Adam Joseph of Monterey County Weekly had this to say about the album, “Regal’s apex is the atmospheric and the mega-produced “Evil Man,” a Tex-Mex-appaloosa coated ballad about a guy framed for murder in the 1920s. Frazier sings the story as the instrumentation storms along like a spaghetti-western film score.” Though Casey is still unsigned that hasn’t stopped him from gaining quite a few loyal fans, his 9,000+ Twitter followers and loyal gig goers in Carmel, CA can attest to that.

Casey Frazier – “Regal”

In Uncategorized on July 18, 2013 at 3:36 pm

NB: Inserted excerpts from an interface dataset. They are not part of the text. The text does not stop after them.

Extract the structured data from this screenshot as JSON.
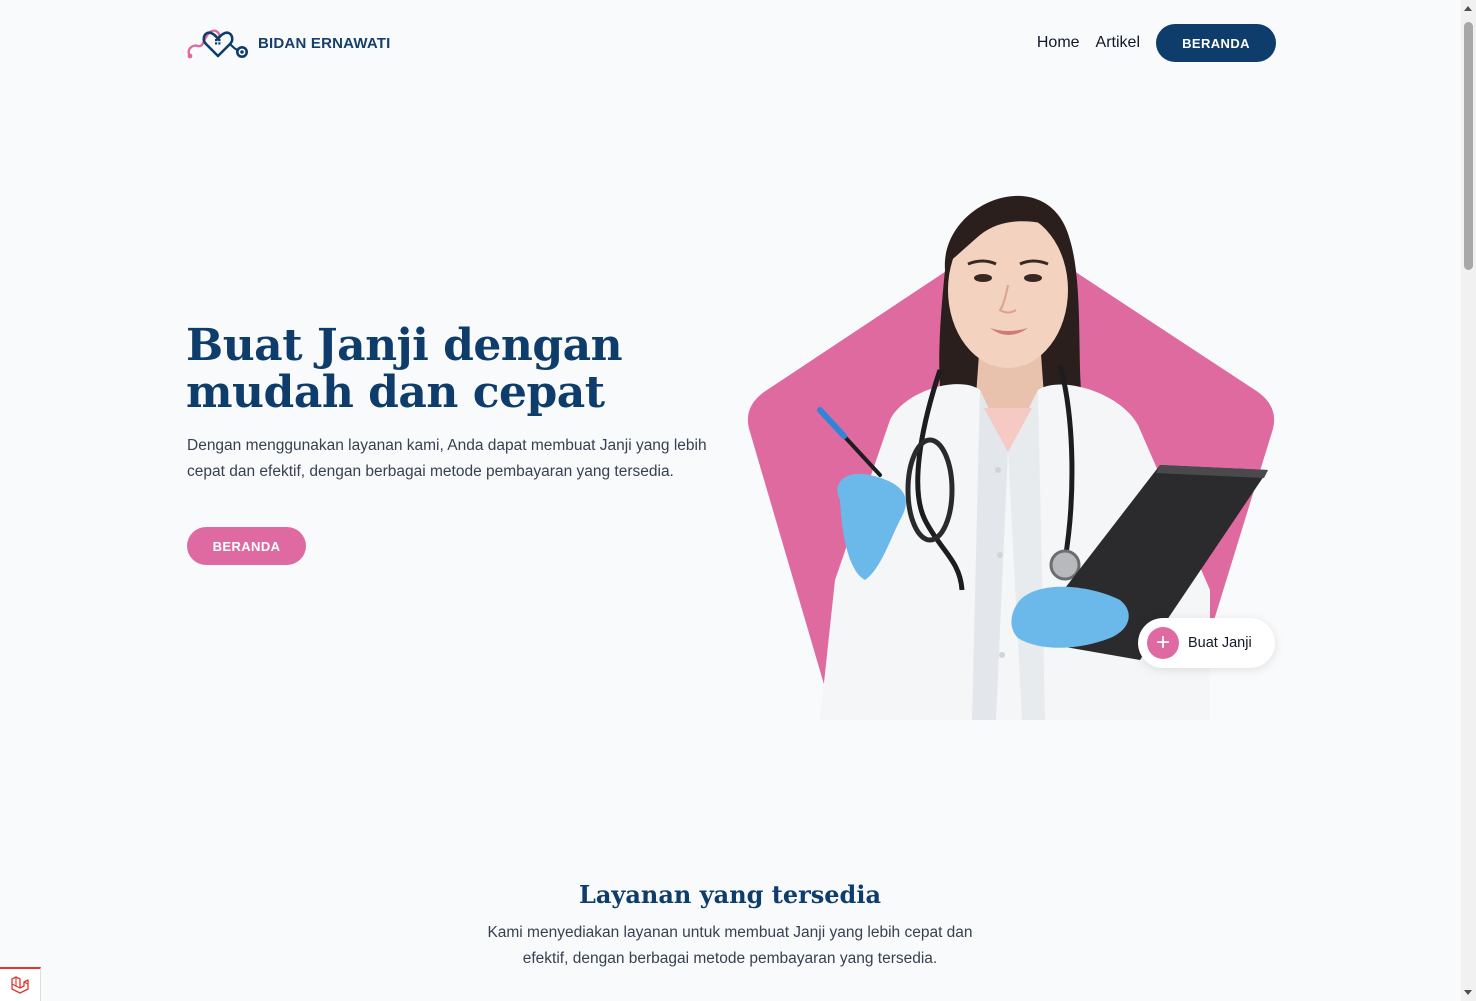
{
  "navbar": {
    "brand_name": "BIDAN ERNAWATI",
    "links": [
      "Home",
      "Artikel"
    ],
    "cta_label": "BERANDA"
  },
  "hero": {
    "title_line1": "Buat Janji dengan",
    "title_line2": "mudah dan cepat",
    "description": "Dengan menggunakan layanan kami, Anda dapat membuat Janji yang lebih cepat dan efektif, dengan berbagai metode pembayaran yang tersedia.",
    "button_label": "BERANDA",
    "fab_label": "Buat Janji"
  },
  "services": {
    "title": "Layanan yang tersedia",
    "description": "Kami menyediakan layanan untuk membuat Janji yang lebih cepat dan efektif, dengan berbagai metode pembayaran yang tersedia."
  },
  "colors": {
    "navy": "#0f3d6b",
    "pink": "#df6aa1",
    "background": "#f9fafb"
  },
  "icons": {
    "brand_logo": "heart-stethoscope-logo",
    "fab": "plus-icon",
    "debug": "laravel-icon"
  }
}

Casey Frazier could sing before he could write his own name. He hit his first snare drum at the age of three, and picked up the guitar at the age of five. It became apparent very early on that the tunesmith was destined for a life of song.
The artful skill of combining well-written lyrics with tried and true musical composition has given Casey opportunities to perform with the likes of Kenny Rogers and Mandy Moore. In 2009, his music was featured in the major motion picture, “Teenage Dirtbag”, launching thousands of YouTube hits, covers of “Elysian Fields”, and gaining him comparisons to Ryan Adams and Josh Rouse. In March of 2013 Casey released Regal his most honest effort yet. The album can best be described as modern Americana with roots in ‘70s country and alternative rock. From the first note of Cradle to the Grave’s haunting melody to the hopeful chords in Walkin’ a Line, Casey has managed to find a space that is completely his own while still paying homage to those who have come before him.
Adam Joseph of Monterey County Weekly had this to say about the album, “Regal’s apex is the atmospheric and the mega-produced “Evil Man,” a Tex-Mex-appaloosa coated ballad about a guy framed for murder in the 1920s. Frazier sings the story as the instrumentation storms along like a spaghetti-western film score.” Though Casey is still unsigned that hasn’t stopped him from gaining quite a few loyal fans, his 9,000+ Twitter followers and loyal gig goers in Carmel, CA can attest to that.